◆ **Exercise**
Find all the lines in the entries below that hold the word "username" and copy them.

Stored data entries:
—————

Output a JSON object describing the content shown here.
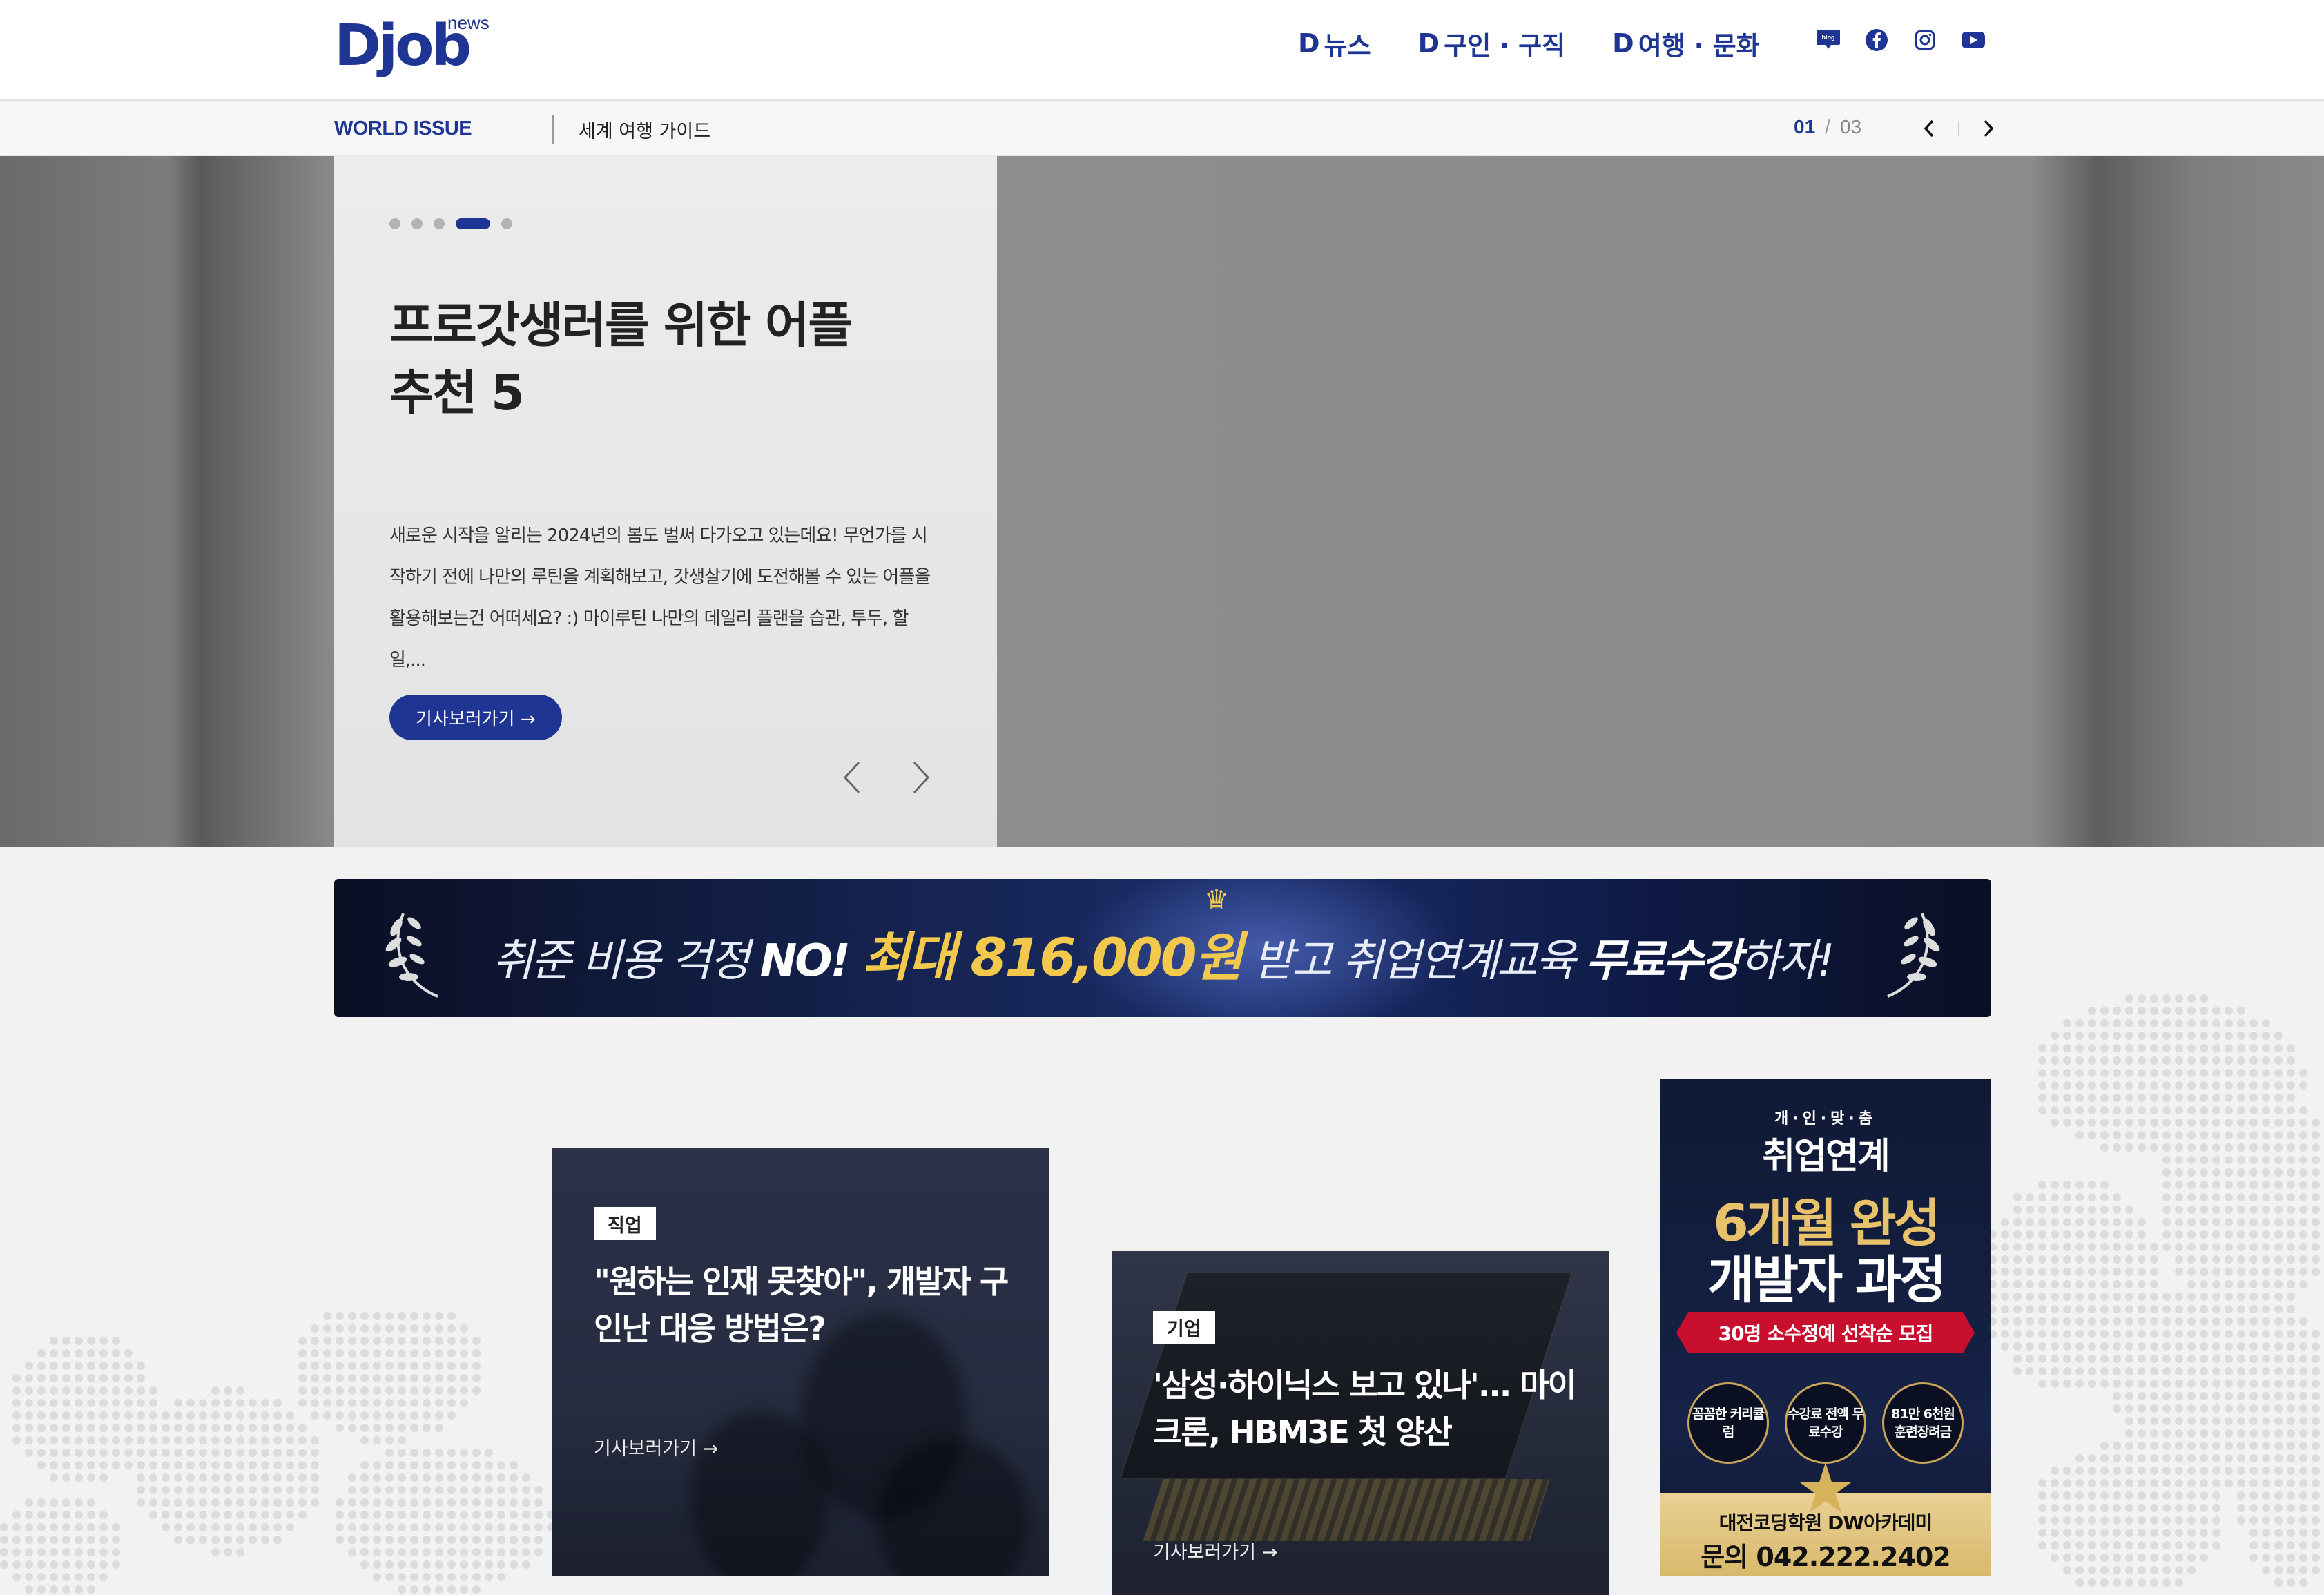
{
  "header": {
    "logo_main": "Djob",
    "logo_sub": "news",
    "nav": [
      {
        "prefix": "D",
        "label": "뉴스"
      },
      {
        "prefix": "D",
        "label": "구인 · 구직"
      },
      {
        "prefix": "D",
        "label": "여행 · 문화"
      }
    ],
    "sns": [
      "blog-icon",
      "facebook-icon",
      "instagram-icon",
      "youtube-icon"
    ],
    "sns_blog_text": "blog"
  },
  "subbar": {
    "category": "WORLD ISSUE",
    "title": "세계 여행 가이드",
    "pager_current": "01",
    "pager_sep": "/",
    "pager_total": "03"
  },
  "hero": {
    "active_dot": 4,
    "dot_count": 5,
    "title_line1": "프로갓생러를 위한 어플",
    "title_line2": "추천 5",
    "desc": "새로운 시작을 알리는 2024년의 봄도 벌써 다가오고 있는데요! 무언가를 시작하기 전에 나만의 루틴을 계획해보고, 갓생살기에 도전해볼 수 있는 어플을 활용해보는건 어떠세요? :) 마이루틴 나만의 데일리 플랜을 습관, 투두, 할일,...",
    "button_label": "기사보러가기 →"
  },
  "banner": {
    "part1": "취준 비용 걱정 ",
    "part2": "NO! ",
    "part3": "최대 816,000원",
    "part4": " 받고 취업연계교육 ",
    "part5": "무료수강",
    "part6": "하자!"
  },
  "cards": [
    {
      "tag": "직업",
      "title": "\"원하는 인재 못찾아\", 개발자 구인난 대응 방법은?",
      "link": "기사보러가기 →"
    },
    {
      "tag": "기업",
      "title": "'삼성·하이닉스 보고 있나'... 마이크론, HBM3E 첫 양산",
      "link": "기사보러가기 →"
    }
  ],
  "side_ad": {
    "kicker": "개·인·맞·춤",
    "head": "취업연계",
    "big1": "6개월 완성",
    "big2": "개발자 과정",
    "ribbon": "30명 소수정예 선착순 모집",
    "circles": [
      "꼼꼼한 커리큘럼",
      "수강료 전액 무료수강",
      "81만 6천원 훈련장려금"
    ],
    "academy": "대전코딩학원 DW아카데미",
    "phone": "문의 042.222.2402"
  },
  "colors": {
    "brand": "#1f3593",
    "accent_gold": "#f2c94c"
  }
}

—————

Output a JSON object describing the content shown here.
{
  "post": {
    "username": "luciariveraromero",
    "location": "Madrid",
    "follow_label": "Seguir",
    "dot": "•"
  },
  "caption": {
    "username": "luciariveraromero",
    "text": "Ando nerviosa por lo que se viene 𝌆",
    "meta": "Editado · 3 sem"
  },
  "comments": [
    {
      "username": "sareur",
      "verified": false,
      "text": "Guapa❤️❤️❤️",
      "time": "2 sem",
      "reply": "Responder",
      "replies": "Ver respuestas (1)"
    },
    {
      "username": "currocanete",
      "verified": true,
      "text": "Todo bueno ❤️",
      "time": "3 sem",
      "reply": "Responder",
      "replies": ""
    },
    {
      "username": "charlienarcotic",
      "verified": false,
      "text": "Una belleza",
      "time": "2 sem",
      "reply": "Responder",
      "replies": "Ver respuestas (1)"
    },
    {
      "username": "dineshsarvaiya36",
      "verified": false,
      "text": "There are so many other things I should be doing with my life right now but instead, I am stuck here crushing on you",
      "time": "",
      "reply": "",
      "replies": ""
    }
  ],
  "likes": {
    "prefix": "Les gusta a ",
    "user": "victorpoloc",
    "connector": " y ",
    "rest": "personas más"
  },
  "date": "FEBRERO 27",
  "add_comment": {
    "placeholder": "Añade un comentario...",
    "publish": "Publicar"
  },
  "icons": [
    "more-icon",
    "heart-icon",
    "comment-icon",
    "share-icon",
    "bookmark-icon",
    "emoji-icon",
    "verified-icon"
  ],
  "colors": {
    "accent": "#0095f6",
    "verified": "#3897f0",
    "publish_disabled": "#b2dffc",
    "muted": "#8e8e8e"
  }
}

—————

◆ **Result of the task**
    "username": "luciariveraromero",
    "username": "luciariveraromero",
      "username": "sareur",
      "username": "currocanete",
      "username": "charlienarcotic",
      "username": "dineshsarvaiya36",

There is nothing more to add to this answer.